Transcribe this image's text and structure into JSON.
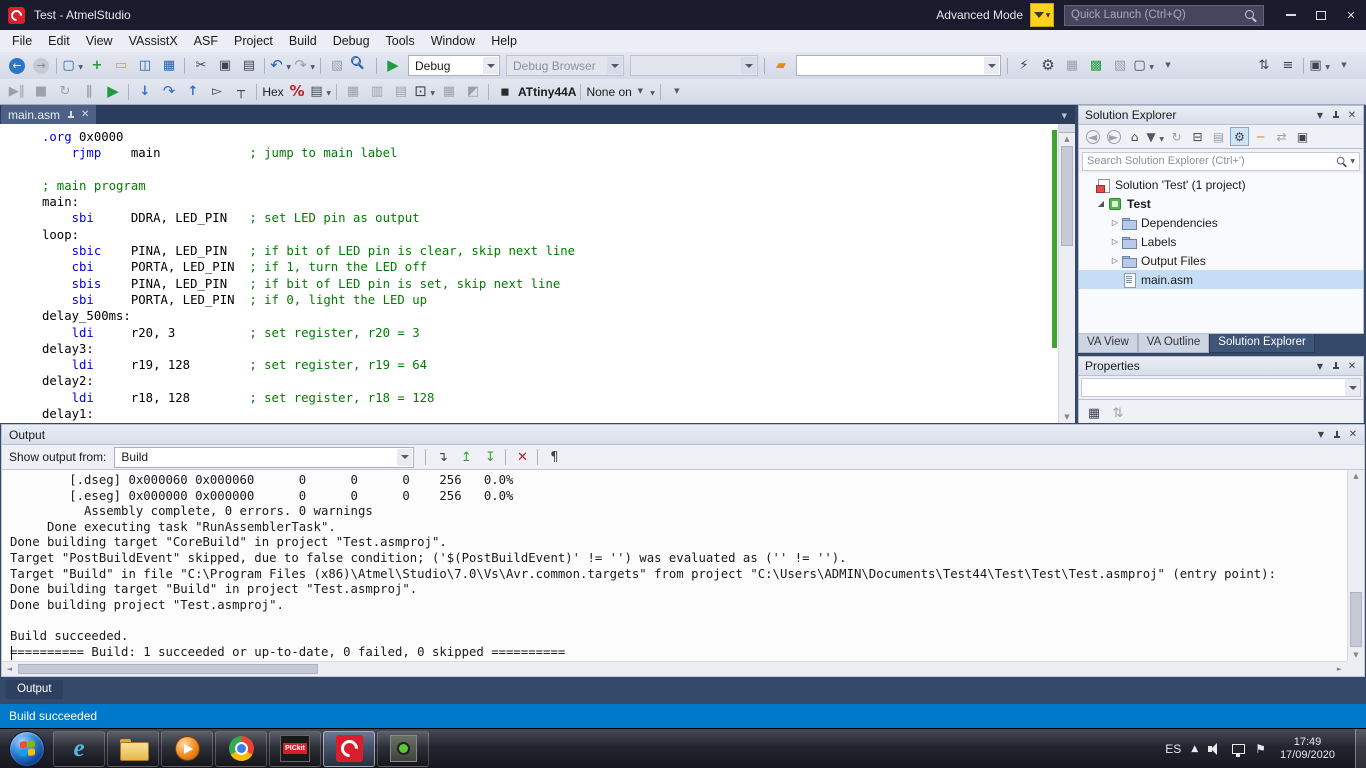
{
  "colors": {
    "statusbar_bg": "#0079CB",
    "keyword": "#0000E6",
    "comment": "#007D00",
    "selection_bg": "#C6DEF5",
    "titlebar_bg": "#1B1B2E",
    "frame_bg": "#35496B"
  },
  "icons": {
    "caret": "▼",
    "caret_up": "▲",
    "close": "✕",
    "left_arrow": "◄",
    "right_arrow": "►"
  },
  "titlebar": {
    "title": "Test - AtmelStudio",
    "advanced_mode_label": "Advanced Mode",
    "quick_launch_placeholder": "Quick Launch (Ctrl+Q)"
  },
  "menubar": {
    "items": [
      "File",
      "Edit",
      "View",
      "VAssistX",
      "ASF",
      "Project",
      "Build",
      "Debug",
      "Tools",
      "Window",
      "Help"
    ]
  },
  "toolbar_standard": {
    "group_a": [
      {
        "n": "nav-back-icon",
        "g": "←",
        "c": "circ"
      },
      {
        "n": "nav-forward-icon",
        "g": "→",
        "c": "circ dim"
      },
      {
        "n": "new-file-icon",
        "g": "▢",
        "c": "sp blue dd"
      },
      {
        "n": "add-item-icon",
        "g": "+",
        "c": "green bold"
      },
      {
        "n": "open-file-icon",
        "g": "▭",
        "c": "gold"
      },
      {
        "n": "save-icon",
        "g": "◫",
        "c": "blue"
      },
      {
        "n": "save-all-icon",
        "g": "▦",
        "c": "blue"
      },
      {
        "n": "cut-icon",
        "g": "✂",
        "c": "sp dark"
      },
      {
        "n": "copy-icon",
        "g": "▣",
        "c": "dark"
      },
      {
        "n": "paste-icon",
        "g": "▤",
        "c": "dark"
      },
      {
        "n": "undo-icon",
        "g": "↶",
        "c": "sp blue dd big"
      },
      {
        "n": "redo-icon",
        "g": "↷",
        "c": "dim dd big"
      },
      {
        "n": "navigate-icon",
        "g": "▧",
        "c": "sp dim"
      },
      {
        "n": "find-icon",
        "g": "",
        "c": "mag blue"
      },
      {
        "n": "start-debugging-icon",
        "g": "▶",
        "c": "sp green big"
      }
    ],
    "debug_config_value": "Debug",
    "debug_browser_value": "Debug Browser",
    "group_b": [
      {
        "n": "profiler-icon",
        "g": "▰",
        "c": "sp orange"
      }
    ],
    "group_c": [
      {
        "n": "device-programming-icon",
        "g": "⚡",
        "c": "sp dark"
      },
      {
        "n": "device-tools-icon",
        "g": "⚙",
        "c": "dark big"
      },
      {
        "n": "show-output-icon",
        "g": "▦",
        "c": "dim"
      },
      {
        "n": "asf-explorer-icon",
        "g": "▩",
        "c": "green"
      },
      {
        "n": "editor-settings-icon",
        "g": "▧",
        "c": "dim"
      },
      {
        "n": "window-layout-icon",
        "g": "▢",
        "c": "dark dd"
      },
      {
        "n": "toolbar-overflow-icon",
        "g": "▼",
        "c": "tiny"
      }
    ],
    "group_d": [
      {
        "n": "sort-lines-icon",
        "g": "⇅",
        "c": "dark"
      },
      {
        "n": "list-members-icon",
        "g": "≡",
        "c": "dark"
      },
      {
        "n": "float-window-icon",
        "g": "▣",
        "c": "sp dark dd"
      },
      {
        "n": "toolbar-options-icon",
        "g": "▼",
        "c": "tiny"
      }
    ]
  },
  "toolbar_debug": {
    "items": [
      {
        "n": "start-debug-break-icon",
        "g": "▶∥",
        "c": "dim"
      },
      {
        "n": "stop-debug-icon",
        "g": "■",
        "c": "dim"
      },
      {
        "n": "restart-debug-icon",
        "g": "↻",
        "c": "dim"
      },
      {
        "n": "break-all-icon",
        "g": "∥",
        "c": "dim bold"
      },
      {
        "n": "continue-icon",
        "g": "▶",
        "c": "green big"
      },
      {
        "n": "step-into-icon",
        "g": "↓",
        "c": "sp step bold"
      },
      {
        "n": "step-over-icon",
        "g": "↷",
        "c": "step big"
      },
      {
        "n": "step-out-icon",
        "g": "↑",
        "c": "step bold"
      },
      {
        "n": "run-to-cursor-icon",
        "g": "▻",
        "c": "dark"
      },
      {
        "n": "show-next-statement-icon",
        "g": "┬",
        "c": "dark"
      },
      {
        "n": "hex-toggle-button",
        "g": "Hex",
        "c": "sp txt"
      },
      {
        "n": "vassistx-icon",
        "g": "%",
        "c": "red bold big"
      },
      {
        "n": "va-options-icon",
        "g": "▤",
        "c": "dark dd"
      },
      {
        "n": "memory-window-icon",
        "g": "▦",
        "c": "sp dim"
      },
      {
        "n": "watch-window-icon",
        "g": "▥",
        "c": "dim"
      },
      {
        "n": "io-view-icon",
        "g": "▤",
        "c": "dim"
      },
      {
        "n": "device-monitor-icon",
        "g": "⊡",
        "c": "dark dd big"
      },
      {
        "n": "register-window-icon",
        "g": "▦",
        "c": "dim"
      },
      {
        "n": "disassembly-window-icon",
        "g": "◩",
        "c": "dim"
      },
      {
        "n": "device-chip-icon",
        "g": "◼",
        "c": "sp chip"
      },
      {
        "n": "device-name-button",
        "g": "ATtiny44A",
        "c": "txt bold"
      },
      {
        "n": "debug-tool-button",
        "g": "None on",
        "c": "sp txt"
      },
      {
        "n": "device-options-icon",
        "g": "▼",
        "c": "tiny dd"
      },
      {
        "n": "toolbar-overflow-icon",
        "g": "▼",
        "c": "sp tiny"
      }
    ]
  },
  "editor": {
    "tab_label": "main.asm",
    "lines": [
      [
        [
          ".org",
          "k"
        ],
        [
          " 0x0000",
          "p"
        ]
      ],
      [
        [
          "    ",
          "p"
        ],
        [
          "rjmp",
          "k"
        ],
        [
          "    main            ",
          "p"
        ],
        [
          "; jump to main label",
          "c"
        ]
      ],
      [],
      [
        [
          "; main program",
          "c"
        ]
      ],
      [
        [
          "main:",
          "p"
        ]
      ],
      [
        [
          "    ",
          "p"
        ],
        [
          "sbi",
          "k"
        ],
        [
          "     DDRA, LED_PIN   ",
          "p"
        ],
        [
          "; set LED pin as output",
          "c"
        ]
      ],
      [
        [
          "loop:",
          "p"
        ]
      ],
      [
        [
          "    ",
          "p"
        ],
        [
          "sbic",
          "k"
        ],
        [
          "    PINA, LED_PIN   ",
          "p"
        ],
        [
          "; if bit of LED pin is clear, skip next line",
          "c"
        ]
      ],
      [
        [
          "    ",
          "p"
        ],
        [
          "cbi",
          "k"
        ],
        [
          "     PORTA, LED_PIN  ",
          "p"
        ],
        [
          "; if 1, turn the LED off",
          "c"
        ]
      ],
      [
        [
          "    ",
          "p"
        ],
        [
          "sbis",
          "k"
        ],
        [
          "    PINA, LED_PIN   ",
          "p"
        ],
        [
          "; if bit of LED pin is set, skip next line",
          "c"
        ]
      ],
      [
        [
          "    ",
          "p"
        ],
        [
          "sbi",
          "k"
        ],
        [
          "     PORTA, LED_PIN  ",
          "p"
        ],
        [
          "; if 0, light the LED up",
          "c"
        ]
      ],
      [
        [
          "delay_500ms:",
          "p"
        ]
      ],
      [
        [
          "    ",
          "p"
        ],
        [
          "ldi",
          "k"
        ],
        [
          "     r20, 3          ",
          "p"
        ],
        [
          "; set register, r20 = 3",
          "c"
        ]
      ],
      [
        [
          "delay3:",
          "p"
        ]
      ],
      [
        [
          "    ",
          "p"
        ],
        [
          "ldi",
          "k"
        ],
        [
          "     r19, 128        ",
          "p"
        ],
        [
          "; set register, r19 = 64",
          "c"
        ]
      ],
      [
        [
          "delay2:",
          "p"
        ]
      ],
      [
        [
          "    ",
          "p"
        ],
        [
          "ldi",
          "k"
        ],
        [
          "     r18, 128        ",
          "p"
        ],
        [
          "; set register, r18 = 128",
          "c"
        ]
      ],
      [
        [
          "delay1:",
          "p"
        ]
      ]
    ]
  },
  "solution_explorer": {
    "title": "Solution Explorer",
    "search_placeholder": "Search Solution Explorer (Ctrl+')",
    "toolbar": [
      {
        "n": "se-back-icon",
        "g": "◄",
        "c": "circ2"
      },
      {
        "n": "se-forward-icon",
        "g": "►",
        "c": "circ2"
      },
      {
        "n": "home-icon",
        "g": "⌂",
        "c": "dark big"
      },
      {
        "n": "scope-filter-icon",
        "g": "▼",
        "c": "tiny dd"
      },
      {
        "n": "refresh-icon",
        "g": "↻",
        "c": "dim"
      },
      {
        "n": "collapse-all-icon",
        "g": "⊟",
        "c": "dark"
      },
      {
        "n": "show-all-files-icon",
        "g": "▤",
        "c": "dim"
      },
      {
        "n": "properties-icon",
        "g": "⚙",
        "c": "dark pressed"
      },
      {
        "n": "preview-selected-icon",
        "g": "─",
        "c": "orange bold"
      },
      {
        "n": "sync-active-document-icon",
        "g": "⇄",
        "c": "dim"
      },
      {
        "n": "solution-options-icon",
        "g": "▣",
        "c": "dark"
      }
    ],
    "tree": [
      {
        "label": "Solution 'Test' (1 project)",
        "cls": "ind1",
        "icon": "solution-icon",
        "exp": ""
      },
      {
        "label": "Test",
        "cls": "ind2 bold",
        "icon": "project-icon",
        "exp": "◢"
      },
      {
        "label": "Dependencies",
        "cls": "ind3",
        "icon": "folder-icon",
        "exp": "▷"
      },
      {
        "label": "Labels",
        "cls": "ind3",
        "icon": "folder-icon",
        "exp": "▷"
      },
      {
        "label": "Output Files",
        "cls": "ind3",
        "icon": "folder-icon",
        "exp": "▷"
      },
      {
        "label": "main.asm",
        "cls": "ind3 selected",
        "icon": "asm-file-icon",
        "exp": ""
      }
    ],
    "tabs": [
      {
        "label": "VA View",
        "name": "tab-va-view",
        "cls": ""
      },
      {
        "label": "VA Outline",
        "name": "tab-va-outline",
        "cls": ""
      },
      {
        "label": "Solution Explorer",
        "name": "tab-solution-explorer",
        "cls": "active"
      }
    ]
  },
  "properties": {
    "title": "Properties",
    "toolbar": [
      {
        "n": "categorized-icon",
        "g": "▦",
        "c": "dark"
      },
      {
        "n": "alphabetical-icon",
        "g": "⇅",
        "c": "dim"
      }
    ]
  },
  "output": {
    "title": "Output",
    "show_output_from_label": "Show output from:",
    "source_value": "Build",
    "toolbar": [
      {
        "n": "find-message-icon",
        "g": "↴",
        "c": "sp dark"
      },
      {
        "n": "prev-message-icon",
        "g": "↥",
        "c": "green2"
      },
      {
        "n": "next-message-icon",
        "g": "↧",
        "c": "green2"
      },
      {
        "n": "clear-all-icon",
        "g": "✕",
        "c": "sp red bold"
      },
      {
        "n": "toggle-word-wrap-icon",
        "g": "¶",
        "c": "sp dark"
      }
    ],
    "console_lines": [
      "        [.dseg] 0x000060 0x000060      0      0      0    256   0.0%",
      "        [.eseg] 0x000000 0x000000      0      0      0    256   0.0%",
      "          Assembly complete, 0 errors. 0 warnings",
      "     Done executing task \"RunAssemblerTask\".",
      "Done building target \"CoreBuild\" in project \"Test.asmproj\".",
      "Target \"PostBuildEvent\" skipped, due to false condition; ('$(PostBuildEvent)' != '') was evaluated as ('' != '').",
      "Target \"Build\" in file \"C:\\Program Files (x86)\\Atmel\\Studio\\7.0\\Vs\\Avr.common.targets\" from project \"C:\\Users\\ADMIN\\Documents\\Test44\\Test\\Test\\Test.asmproj\" (entry point):",
      "Done building target \"Build\" in project \"Test.asmproj\".",
      "Done building project \"Test.asmproj\".",
      "",
      "Build succeeded.",
      "========== Build: 1 succeeded or up-to-date, 0 failed, 0 skipped =========="
    ],
    "bottom_tab_label": "Output"
  },
  "statusbar": {
    "text": "Build succeeded"
  },
  "taskbar": {
    "pickit_label": "PICkit",
    "language": "ES",
    "time": "17:49",
    "date": "17/09/2020"
  }
}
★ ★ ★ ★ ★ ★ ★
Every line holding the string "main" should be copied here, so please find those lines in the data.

*Solution to the problem*
    "tab_label": "main.asm",
          "    main            ",
          "; jump to main label",
          "; main program",
          "main:",
        "label": "main.asm",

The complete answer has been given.